“We have 250 years of coal. Why in the heck wouldn’t we use it?”
With the Republican National Convention now behind us, and Mitt Romney / Paul Ryan officially designated the two candidates on the ticket, we have the Democratic National Convention next week with no surprises anticipated. And then let the games begin!
I watched a lot of the RNC convention and it reminded me of what I don’t like in modern politics (and this happens on both sides of the aisle, so I’m being critical of the process rather than the party here): professionally-written speeches given by professionally-coached individuals reading from teleprompters. It’s like a movie and they’re nothing more than actors. Except that Tom Cruise would do a much better job of portraying a politician than the real ones do. There are lots of motherhood statements with little or no substance, and such puffery as “No one will work harder for you. Or for America.” Sheesh!
With that out of the way, now I have to pick on the party and its dirty tricks. I can’t help but comment on a recent speech Mitt Romney gave at an Ohio coal mine earlier in August. He was surrounded by coal miners which made for great photo ops. Guys in hard hats, standing behind Mitt, showing their solidarity. And Mitt standing there at the podium with the words “Coal Country Stands With Mitt” on it.
Only the show of solidarity was totally fabricated. It turns out these miners weren’t there because they believe in Mitt or the Republican ideology. They weren’t even there because they believed in their jobs or the industry. They were there because the owner of the mine—Murray Energy, the largest privately-owned coal company in the US—made them go. And without pay.
This came to light when many of the miners wrote letters to a local radio station explaining their presence at the campaign event. As one miner put it: “Just for the record, if we did not go, we knew what would happen.”
In one of the best recent examples of Orwellian doublespeak, Murray Energy CFO Rob Moore denied that workers were “forced” to be there. Instead, he explained their presence at the event was because it was “mandatory.” In case you think I’m misleading you somehow, here’s Moore in his own words: “Our managers communicated to our workforce that the attendance at the Romney event was mandatory, but no one was forced to attend.” (I suppose he means no one was physically forced to attend? Like at gunpoint?) He did, however, confirm during the interview that pay was indeed docked for all workers.
Bob Murray, the Chief Executive Officer of Murray Energy is known to be an outspoken denier of climate change. Here’s a choice selection from an interview he did this past January (with the complete interview here if you’re interested:
“The fraudulent individuals around the world who have attempted to capitalize on the promotion of their theory that the Earth is warming are now finding out that it’s just not true. … They did it for what I call crony capitalism—to make money off global warming. … Albert Gore has made hundreds of millions of dollars over his hoax, and now they’re finding it’s simply not true.”

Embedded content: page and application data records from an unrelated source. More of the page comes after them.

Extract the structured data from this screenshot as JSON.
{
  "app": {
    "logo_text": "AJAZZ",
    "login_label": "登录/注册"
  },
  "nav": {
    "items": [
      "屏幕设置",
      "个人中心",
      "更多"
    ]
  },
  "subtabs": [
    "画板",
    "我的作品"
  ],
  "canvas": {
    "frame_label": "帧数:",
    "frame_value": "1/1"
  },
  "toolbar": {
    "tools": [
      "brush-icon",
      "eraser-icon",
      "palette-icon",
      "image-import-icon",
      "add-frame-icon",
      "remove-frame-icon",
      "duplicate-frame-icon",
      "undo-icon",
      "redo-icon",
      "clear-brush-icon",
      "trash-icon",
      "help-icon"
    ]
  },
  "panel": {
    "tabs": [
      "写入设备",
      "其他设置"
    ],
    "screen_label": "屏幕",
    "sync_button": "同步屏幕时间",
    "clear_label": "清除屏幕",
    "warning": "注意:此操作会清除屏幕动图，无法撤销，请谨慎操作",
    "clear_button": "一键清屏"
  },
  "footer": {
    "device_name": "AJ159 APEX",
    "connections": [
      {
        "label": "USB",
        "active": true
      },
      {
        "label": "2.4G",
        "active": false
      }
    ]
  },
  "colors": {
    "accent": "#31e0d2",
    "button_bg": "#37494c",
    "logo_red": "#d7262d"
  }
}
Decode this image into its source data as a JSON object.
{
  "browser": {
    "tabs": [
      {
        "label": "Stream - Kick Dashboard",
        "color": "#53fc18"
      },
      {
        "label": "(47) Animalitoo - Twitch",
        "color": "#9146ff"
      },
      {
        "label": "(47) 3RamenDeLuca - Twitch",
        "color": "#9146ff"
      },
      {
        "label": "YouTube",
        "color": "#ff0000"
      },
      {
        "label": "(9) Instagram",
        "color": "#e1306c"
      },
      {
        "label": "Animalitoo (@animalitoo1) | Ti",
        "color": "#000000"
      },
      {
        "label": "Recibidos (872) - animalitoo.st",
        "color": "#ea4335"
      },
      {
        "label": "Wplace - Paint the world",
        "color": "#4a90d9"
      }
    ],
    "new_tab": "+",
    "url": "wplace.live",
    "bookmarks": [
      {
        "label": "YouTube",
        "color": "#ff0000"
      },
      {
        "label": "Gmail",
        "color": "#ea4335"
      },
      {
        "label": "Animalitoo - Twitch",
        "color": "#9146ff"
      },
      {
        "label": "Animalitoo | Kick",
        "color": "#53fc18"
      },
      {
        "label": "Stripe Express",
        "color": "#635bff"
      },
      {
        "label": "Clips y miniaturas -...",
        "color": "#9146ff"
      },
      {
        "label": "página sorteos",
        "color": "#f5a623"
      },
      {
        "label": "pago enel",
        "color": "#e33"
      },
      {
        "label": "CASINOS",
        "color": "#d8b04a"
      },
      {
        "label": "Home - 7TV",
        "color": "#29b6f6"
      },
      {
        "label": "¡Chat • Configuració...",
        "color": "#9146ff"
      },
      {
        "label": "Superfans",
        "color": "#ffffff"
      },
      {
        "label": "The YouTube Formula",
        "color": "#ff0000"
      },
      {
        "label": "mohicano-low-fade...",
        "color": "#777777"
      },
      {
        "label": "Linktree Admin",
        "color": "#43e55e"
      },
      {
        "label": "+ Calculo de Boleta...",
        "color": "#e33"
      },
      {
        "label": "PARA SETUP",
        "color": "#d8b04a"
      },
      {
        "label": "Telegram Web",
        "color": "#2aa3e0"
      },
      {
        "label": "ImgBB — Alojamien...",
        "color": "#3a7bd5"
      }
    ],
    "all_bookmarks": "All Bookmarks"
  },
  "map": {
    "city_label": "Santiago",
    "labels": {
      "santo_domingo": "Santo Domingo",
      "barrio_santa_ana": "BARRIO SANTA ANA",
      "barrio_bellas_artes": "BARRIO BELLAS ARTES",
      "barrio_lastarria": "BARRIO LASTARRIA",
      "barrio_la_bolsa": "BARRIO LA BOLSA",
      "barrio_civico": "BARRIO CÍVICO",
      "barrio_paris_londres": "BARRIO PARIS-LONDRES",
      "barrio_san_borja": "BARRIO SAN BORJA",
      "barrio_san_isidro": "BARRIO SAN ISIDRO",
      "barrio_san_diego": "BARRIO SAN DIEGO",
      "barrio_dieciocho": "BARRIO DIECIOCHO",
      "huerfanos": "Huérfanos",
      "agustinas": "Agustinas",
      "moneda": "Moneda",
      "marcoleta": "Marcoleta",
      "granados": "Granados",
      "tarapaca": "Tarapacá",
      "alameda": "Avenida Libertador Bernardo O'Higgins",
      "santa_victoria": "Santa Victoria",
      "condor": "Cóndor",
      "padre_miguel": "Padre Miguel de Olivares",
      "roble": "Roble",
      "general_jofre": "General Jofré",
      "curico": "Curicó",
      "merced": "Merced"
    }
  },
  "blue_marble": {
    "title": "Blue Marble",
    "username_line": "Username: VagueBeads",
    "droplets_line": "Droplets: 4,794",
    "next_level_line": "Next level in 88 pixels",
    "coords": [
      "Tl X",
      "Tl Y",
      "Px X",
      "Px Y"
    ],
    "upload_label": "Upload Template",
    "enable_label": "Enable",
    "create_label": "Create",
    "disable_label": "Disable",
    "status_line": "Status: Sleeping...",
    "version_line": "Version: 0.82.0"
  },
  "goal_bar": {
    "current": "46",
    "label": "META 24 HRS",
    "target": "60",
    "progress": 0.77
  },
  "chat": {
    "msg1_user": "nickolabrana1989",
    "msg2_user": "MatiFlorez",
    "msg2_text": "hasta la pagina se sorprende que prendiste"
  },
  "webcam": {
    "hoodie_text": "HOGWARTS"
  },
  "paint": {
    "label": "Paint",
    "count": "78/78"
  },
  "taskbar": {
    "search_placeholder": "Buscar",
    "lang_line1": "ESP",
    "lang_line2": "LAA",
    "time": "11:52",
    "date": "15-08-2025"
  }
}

So if you are the boss of a coal company, and you don’t believe in global warming and climate change (which of course would hurt your company substantially since it’s part of the problem), then you would do whatever you could to protect your interests. Like donate money to candidates who will support your efforts. (Murray Energy donated $900,000 to Republican politicians last year. Zero to Democrats.) And you would want to help those on the fence to be swayed to your perspective. And since people feel better about their decision if they think it has a lot of support, you’ll make your employees stand behind a candidate you support, implying that your employees support him too. You’ll even make a sign in case the employees’ presence is too subtle.
That, my friends, is astroturfing. False grass roots support. Something the GOP has been doing all to often, it seems.